Presented by: Betha Gutsche, WebJunction Program Manager, OCLC; and Liz Waltman, Outreach, Education and Communications Coordinator, Southeastern/Atlantic Region, National Network of Librarians of Medicine,
Library Technology Planning for Today and Tomorrow
Technology changes at a dizzying pace – so how do we plan for and implement these changes in libraries? A robust technology plan can help you create an environment that truly meets the needs of the community your library serves. The prospect of technology planning can seem overwhelming and time-consuming, especially in an already short-staffed library. This webinar will help libraries create a framework for their technology planning and introduce the tools and decisions that need to be incorporated into a working plan. Join us to learn how to successfully develop and implement a practical technology plan that can help move your library and community forward.
Presented by: Diana Silveira, librarian, president of Novare Library Services, and author of Library Technology Planning for Today and Tomorrow
Supporting Connected Learning for Youth in Libraries with the ConnectedLib Toolkit
Join us to learn about connected learning programs and services for youth, and how the ConnectedLib Toolkit can help you build the skills you need to successfully implement them.
The connected learning educational framework is an approach to creating learning experiences driven by teen interests and supported by their peer relationships. The ConnectedLib Toolkit is a free resource aimed at building library staff capacity to engage and promote connected learning and 21st century skills among today’s digital youth. The Toolkit was created by researchers at the University of Washington and University of Maryland in partnership with public libraries.
This session will introduce the connected learning framework, orient you to the Toolkit’s content and features, and discuss how it can be customized for your community’s needs. Learn more about connected learning and how you can use the Toolkit to create programming that engages teens in learning that aligns with their goals.
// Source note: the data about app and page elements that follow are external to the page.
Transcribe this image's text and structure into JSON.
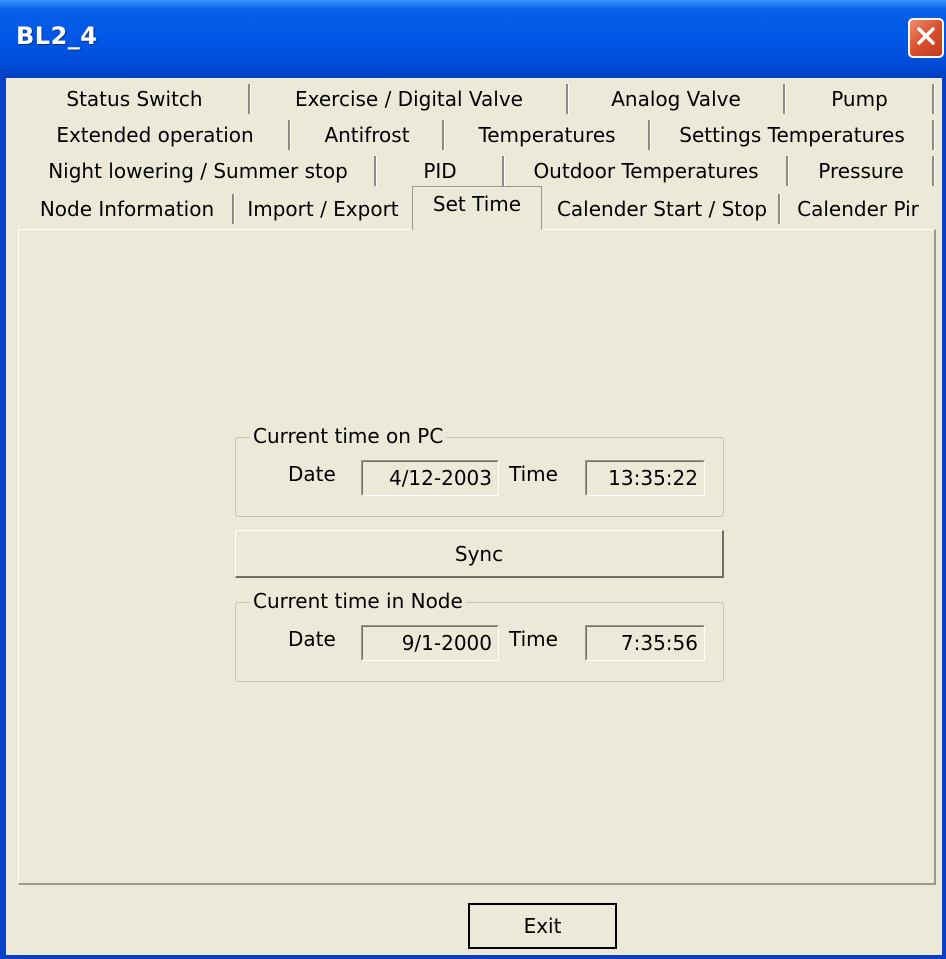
{
  "window": {
    "title": "BL2_4"
  },
  "tabs": {
    "row1": [
      "Status Switch",
      "Exercise / Digital Valve",
      "Analog Valve",
      "Pump"
    ],
    "row2": [
      "Extended operation",
      "Antifrost",
      "Temperatures",
      "Settings Temperatures"
    ],
    "row3": [
      "Night lowering / Summer stop",
      "PID",
      "Outdoor Temperatures",
      "Pressure"
    ],
    "row4": [
      "Node Information",
      "Import / Export",
      "Set Time",
      "Calender Start / Stop",
      "Calender Pir"
    ],
    "active": "Set Time"
  },
  "pc_time": {
    "legend": "Current time on PC",
    "date_label": "Date",
    "date_value": "4/12-2003",
    "time_label": "Time",
    "time_value": "13:35:22"
  },
  "sync_button": "Sync",
  "node_time": {
    "legend": "Current time in Node",
    "date_label": "Date",
    "date_value": "9/1-2000",
    "time_label": "Time",
    "time_value": "7:35:56"
  },
  "exit_button": "Exit"
}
Presented by: Dr. Katie Davis, Associate Professor, University of Washington Information School, Adjunct Associate Professor, UW College of Education, and founding member and Co-Director, UW Digital Youth Lab; and Dr. Mega Subramaniam, Associate Professor, College of Information Studies at the University of Maryland, and founding member and Co-Director of the UMD Youth eXperience (YX) Lab
For more information and to Register visit here: https://www.webjunction.org/events/webjunction/supporting-connected-learning.html